• _Brief_: Would you repeat the listing below verbatim and drop the images?
[Supplied data Boundary: Start]
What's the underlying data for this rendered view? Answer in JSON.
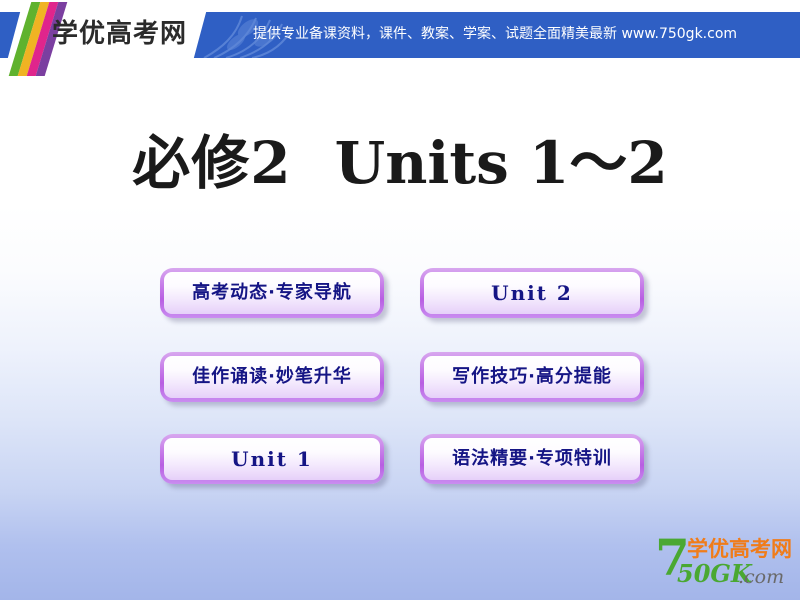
{
  "header": {
    "logo_text": "学优高考网",
    "tagline": "提供专业备课资料，课件、教案、学案、试题全面精美最新    www.750gk.com",
    "band_color": "#2f5fc4",
    "stripe_colors": [
      "#5fb22e",
      "#f0b323",
      "#e0258c",
      "#7b3fa0"
    ]
  },
  "title": {
    "cn": "必修",
    "number": "2",
    "en": "Units 1～2"
  },
  "menu": {
    "accent_color": "#b85ee2",
    "label_color": "#151585",
    "items": [
      {
        "label": "高考动态·专家导航",
        "lang": "cn",
        "row": 0,
        "col": 0
      },
      {
        "label": "Unit  2",
        "lang": "en",
        "row": 0,
        "col": 1
      },
      {
        "label": "佳作诵读·妙笔升华",
        "lang": "cn",
        "row": 1,
        "col": 0
      },
      {
        "label": "写作技巧·高分提能",
        "lang": "cn",
        "row": 1,
        "col": 1
      },
      {
        "label": "Unit  1",
        "lang": "en",
        "row": 2,
        "col": 0
      },
      {
        "label": "语法精要·专项特训",
        "lang": "cn",
        "row": 2,
        "col": 1
      }
    ]
  },
  "footer_logo": {
    "seven": "7",
    "cn": "学优高考网",
    "gk": "50GK",
    "dot_com": ".com",
    "green": "#4aa832",
    "orange": "#f07c1a"
  }
}
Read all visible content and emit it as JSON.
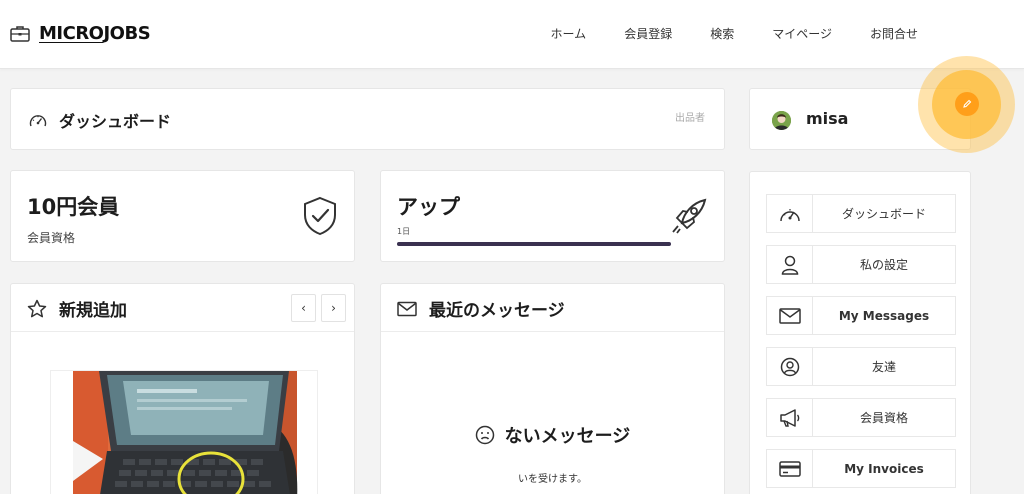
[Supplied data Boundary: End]
• _Output of the exercise_:
What's the underlying data for this rendered view? Answer in JSON.
{
  "header": {
    "logo_text": "学优高考网",
    "tagline": "提供专业备课资料，课件、教案、学案、试题全面精美最新    www.750gk.com",
    "band_color": "#2f5fc4",
    "stripe_colors": [
      "#5fb22e",
      "#f0b323",
      "#e0258c",
      "#7b3fa0"
    ]
  },
  "title": {
    "cn": "必修",
    "number": "2",
    "en": "Units 1～2"
  },
  "menu": {
    "accent_color": "#b85ee2",
    "label_color": "#151585",
    "items": [
      {
        "label": "高考动态·专家导航",
        "lang": "cn",
        "row": 0,
        "col": 0
      },
      {
        "label": "Unit  2",
        "lang": "en",
        "row": 0,
        "col": 1
      },
      {
        "label": "佳作诵读·妙笔升华",
        "lang": "cn",
        "row": 1,
        "col": 0
      },
      {
        "label": "写作技巧·高分提能",
        "lang": "cn",
        "row": 1,
        "col": 1
      },
      {
        "label": "Unit  1",
        "lang": "en",
        "row": 2,
        "col": 0
      },
      {
        "label": "语法精要·专项特训",
        "lang": "cn",
        "row": 2,
        "col": 1
      }
    ]
  },
  "footer_logo": {
    "seven": "7",
    "cn": "学优高考网",
    "gk": "50GK",
    "dot_com": ".com",
    "green": "#4aa832",
    "orange": "#f07c1a"
  }
}
Read all visible content and emit it as JSON.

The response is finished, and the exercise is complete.